#### How to complete this task:
Taking the material as a whole, state how many of its lines contain "they". Write the number and nothing more.

#### Task data:
- Opening Delimiter -

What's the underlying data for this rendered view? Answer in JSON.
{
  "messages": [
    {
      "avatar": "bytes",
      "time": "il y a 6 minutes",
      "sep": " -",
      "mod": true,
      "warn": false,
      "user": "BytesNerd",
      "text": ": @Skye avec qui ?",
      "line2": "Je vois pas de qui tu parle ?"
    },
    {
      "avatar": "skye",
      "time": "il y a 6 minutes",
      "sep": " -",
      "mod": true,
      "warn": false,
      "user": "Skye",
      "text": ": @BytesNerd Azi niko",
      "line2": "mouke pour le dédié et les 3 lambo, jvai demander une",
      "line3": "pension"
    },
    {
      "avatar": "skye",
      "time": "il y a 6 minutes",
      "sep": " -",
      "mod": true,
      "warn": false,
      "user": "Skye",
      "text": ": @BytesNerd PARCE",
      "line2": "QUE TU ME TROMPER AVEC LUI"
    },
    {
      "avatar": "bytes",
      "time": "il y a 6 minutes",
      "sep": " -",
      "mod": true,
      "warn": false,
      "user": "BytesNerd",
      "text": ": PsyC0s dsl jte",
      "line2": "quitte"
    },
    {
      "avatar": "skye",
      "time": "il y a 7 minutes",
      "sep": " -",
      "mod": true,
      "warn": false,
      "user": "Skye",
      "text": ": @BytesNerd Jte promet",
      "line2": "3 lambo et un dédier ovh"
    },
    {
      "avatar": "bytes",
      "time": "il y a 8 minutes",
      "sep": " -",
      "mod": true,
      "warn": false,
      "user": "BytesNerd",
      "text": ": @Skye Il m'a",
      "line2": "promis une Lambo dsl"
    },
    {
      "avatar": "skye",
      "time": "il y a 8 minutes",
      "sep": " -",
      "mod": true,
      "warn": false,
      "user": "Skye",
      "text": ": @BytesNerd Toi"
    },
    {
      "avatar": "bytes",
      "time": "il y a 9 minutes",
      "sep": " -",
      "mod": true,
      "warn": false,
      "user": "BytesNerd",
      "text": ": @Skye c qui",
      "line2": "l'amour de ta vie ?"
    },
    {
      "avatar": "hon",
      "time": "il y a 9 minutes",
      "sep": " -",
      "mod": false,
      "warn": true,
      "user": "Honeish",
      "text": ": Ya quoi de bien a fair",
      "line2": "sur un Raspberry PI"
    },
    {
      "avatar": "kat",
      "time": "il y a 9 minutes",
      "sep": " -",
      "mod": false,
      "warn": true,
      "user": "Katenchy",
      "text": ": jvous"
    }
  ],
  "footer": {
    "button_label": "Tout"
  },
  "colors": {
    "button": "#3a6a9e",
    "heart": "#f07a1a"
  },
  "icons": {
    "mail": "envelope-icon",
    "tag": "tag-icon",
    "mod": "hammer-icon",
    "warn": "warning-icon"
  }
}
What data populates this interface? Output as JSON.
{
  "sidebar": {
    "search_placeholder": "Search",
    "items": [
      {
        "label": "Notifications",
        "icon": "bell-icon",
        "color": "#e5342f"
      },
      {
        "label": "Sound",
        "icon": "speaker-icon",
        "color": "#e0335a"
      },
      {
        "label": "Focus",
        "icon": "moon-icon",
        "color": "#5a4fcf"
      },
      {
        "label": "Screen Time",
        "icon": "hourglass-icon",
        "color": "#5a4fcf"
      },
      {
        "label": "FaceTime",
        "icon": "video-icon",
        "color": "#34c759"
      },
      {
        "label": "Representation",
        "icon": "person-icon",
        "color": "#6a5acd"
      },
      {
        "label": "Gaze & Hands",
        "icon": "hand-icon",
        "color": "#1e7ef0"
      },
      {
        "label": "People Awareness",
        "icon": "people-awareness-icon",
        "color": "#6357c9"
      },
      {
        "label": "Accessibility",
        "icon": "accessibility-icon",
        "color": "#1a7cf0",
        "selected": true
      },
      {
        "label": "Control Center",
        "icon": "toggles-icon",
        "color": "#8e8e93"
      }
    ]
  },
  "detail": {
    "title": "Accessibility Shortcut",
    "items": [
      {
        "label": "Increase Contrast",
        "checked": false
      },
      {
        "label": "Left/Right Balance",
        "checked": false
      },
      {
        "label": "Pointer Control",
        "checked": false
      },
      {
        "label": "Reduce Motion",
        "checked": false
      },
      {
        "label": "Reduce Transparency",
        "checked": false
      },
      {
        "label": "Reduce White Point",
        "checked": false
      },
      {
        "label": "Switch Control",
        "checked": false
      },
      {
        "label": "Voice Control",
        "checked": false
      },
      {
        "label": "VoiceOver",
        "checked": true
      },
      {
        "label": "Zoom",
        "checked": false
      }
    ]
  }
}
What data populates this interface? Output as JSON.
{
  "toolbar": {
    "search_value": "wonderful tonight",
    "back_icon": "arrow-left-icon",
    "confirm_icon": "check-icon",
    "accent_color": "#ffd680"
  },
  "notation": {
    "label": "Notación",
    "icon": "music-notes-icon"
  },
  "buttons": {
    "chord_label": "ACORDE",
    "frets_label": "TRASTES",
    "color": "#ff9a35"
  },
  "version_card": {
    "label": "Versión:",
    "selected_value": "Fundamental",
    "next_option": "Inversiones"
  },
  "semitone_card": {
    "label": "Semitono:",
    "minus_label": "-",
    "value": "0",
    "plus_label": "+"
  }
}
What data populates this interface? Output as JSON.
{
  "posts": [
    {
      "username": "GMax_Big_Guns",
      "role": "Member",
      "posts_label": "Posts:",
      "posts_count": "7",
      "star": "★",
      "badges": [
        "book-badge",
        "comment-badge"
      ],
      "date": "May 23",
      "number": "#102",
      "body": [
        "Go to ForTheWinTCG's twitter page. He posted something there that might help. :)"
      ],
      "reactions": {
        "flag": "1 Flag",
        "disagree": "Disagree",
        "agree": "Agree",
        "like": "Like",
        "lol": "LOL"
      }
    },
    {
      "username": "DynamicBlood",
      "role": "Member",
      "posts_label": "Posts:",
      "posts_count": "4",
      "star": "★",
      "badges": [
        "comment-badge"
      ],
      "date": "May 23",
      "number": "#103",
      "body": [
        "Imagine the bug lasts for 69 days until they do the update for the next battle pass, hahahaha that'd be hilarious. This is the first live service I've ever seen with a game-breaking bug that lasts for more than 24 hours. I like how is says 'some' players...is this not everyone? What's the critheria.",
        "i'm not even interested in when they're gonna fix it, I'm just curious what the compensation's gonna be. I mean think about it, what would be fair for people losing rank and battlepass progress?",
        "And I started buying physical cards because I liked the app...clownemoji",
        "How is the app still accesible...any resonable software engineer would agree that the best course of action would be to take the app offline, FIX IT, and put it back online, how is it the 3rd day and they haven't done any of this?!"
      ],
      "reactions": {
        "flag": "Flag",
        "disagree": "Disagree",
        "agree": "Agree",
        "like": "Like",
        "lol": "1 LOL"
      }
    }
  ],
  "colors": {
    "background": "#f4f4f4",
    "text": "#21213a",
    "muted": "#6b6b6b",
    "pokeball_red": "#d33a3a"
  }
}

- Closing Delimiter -

#### Task response:
3